Many people may confuse the symptoms of burnout with depression, but depression and burnout have very different effects on the body. Depression is associated with high levels of cortisol, a hormone secreted by the body in response to stress, whereas burnout is actually linked to low cortisol levels. The issue here is that people often visit their doctor with symptoms of burnout, and as there are similarities, they are subsequently treated for depression – given antidepressants that only lower their cortisol levels even further. This does not treat the problem and only makes burnout worse.
While stress is unavoidable, burnout is. Take the Great American Stress Test to determine your personal stress level, and take action to prevent reaching your breaking point.
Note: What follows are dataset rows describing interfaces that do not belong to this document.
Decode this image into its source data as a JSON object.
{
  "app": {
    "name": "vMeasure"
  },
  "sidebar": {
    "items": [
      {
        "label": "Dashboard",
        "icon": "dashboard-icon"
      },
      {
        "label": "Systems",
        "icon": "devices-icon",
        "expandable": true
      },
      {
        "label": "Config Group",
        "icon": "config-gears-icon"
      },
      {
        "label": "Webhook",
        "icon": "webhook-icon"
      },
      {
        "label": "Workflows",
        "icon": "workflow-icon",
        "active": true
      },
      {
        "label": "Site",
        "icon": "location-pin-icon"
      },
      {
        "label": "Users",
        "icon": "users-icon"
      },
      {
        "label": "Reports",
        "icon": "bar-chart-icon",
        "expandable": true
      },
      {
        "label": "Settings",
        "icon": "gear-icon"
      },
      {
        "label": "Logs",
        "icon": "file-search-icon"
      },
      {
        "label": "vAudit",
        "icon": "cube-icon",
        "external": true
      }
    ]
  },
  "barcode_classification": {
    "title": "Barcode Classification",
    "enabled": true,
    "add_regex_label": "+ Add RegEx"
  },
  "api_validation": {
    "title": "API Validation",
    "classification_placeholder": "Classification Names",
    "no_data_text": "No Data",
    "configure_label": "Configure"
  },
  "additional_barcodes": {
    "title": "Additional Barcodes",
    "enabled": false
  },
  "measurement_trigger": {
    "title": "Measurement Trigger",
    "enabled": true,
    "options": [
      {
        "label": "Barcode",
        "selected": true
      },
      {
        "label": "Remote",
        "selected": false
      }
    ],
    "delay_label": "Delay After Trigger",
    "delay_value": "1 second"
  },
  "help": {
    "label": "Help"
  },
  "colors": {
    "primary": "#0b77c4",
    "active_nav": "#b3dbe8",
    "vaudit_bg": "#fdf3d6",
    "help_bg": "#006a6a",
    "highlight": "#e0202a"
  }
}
Click here to take the test.
Remember that the mind and body are intrinsically connected, and that stress and the physically inflammation it causes can ravage the body and age you before your time.
Identify the symptoms of burnout and learn new ways to keep a meltdown at bay.
Burnout Symptom #1: Emotional Exhaustion
This symptom presents with the feeling of being emotionally drained, as if you feel you’ve got nothing left to give, even when dealing with the people and relationships that matter to you most.